## About this task
Filter the records below down to lines containing "Select".

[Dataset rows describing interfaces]
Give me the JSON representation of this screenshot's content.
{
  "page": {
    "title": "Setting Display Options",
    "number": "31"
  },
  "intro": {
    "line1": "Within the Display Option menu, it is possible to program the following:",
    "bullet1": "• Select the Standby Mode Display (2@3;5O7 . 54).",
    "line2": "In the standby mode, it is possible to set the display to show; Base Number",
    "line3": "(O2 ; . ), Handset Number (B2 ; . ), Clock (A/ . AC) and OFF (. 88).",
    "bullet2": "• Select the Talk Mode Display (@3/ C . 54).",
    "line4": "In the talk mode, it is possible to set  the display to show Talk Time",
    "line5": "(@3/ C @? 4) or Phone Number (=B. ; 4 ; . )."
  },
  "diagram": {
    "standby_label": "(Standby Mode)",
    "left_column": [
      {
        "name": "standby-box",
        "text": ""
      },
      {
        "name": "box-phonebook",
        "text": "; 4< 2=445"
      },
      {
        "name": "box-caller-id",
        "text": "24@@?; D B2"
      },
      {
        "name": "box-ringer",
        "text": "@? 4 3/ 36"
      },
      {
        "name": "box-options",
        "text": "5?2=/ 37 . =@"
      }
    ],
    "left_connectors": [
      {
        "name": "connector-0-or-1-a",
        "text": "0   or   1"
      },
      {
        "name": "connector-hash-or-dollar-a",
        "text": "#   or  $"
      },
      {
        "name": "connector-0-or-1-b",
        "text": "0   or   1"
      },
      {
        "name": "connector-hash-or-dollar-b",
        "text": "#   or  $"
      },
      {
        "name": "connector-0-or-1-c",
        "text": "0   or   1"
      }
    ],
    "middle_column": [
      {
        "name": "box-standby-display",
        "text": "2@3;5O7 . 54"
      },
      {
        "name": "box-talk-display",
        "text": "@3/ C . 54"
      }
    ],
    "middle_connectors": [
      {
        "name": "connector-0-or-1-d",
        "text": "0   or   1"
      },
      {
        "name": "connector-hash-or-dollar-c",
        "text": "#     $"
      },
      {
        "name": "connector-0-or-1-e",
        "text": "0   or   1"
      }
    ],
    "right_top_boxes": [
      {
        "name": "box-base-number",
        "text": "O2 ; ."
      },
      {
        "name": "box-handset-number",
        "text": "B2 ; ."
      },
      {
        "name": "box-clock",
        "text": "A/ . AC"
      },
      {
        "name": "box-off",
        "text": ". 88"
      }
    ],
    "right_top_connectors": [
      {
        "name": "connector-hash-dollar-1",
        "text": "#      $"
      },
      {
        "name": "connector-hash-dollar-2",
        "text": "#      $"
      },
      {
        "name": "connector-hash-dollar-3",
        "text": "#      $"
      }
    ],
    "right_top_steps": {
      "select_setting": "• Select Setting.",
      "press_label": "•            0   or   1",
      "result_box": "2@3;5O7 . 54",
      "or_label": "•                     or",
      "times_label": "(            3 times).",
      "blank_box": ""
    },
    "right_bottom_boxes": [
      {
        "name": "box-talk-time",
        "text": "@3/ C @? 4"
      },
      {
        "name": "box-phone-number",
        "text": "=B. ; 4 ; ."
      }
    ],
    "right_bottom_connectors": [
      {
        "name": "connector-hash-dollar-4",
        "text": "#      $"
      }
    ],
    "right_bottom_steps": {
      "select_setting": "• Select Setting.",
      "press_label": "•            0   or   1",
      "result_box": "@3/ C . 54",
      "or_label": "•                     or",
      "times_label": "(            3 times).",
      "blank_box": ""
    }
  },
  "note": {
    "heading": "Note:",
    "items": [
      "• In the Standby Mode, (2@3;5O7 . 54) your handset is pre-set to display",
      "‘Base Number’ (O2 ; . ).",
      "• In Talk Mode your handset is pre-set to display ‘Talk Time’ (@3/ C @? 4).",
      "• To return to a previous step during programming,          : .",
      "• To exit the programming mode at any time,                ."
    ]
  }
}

## Reply
    "bullet1": "• Select the Standby Mode Display (2@3;5O7 . 54).",
    "bullet2": "• Select the Talk Mode Display (@3/ C . 54).",
      "select_setting": "• Select Setting.",
      "select_setting": "• Select Setting.",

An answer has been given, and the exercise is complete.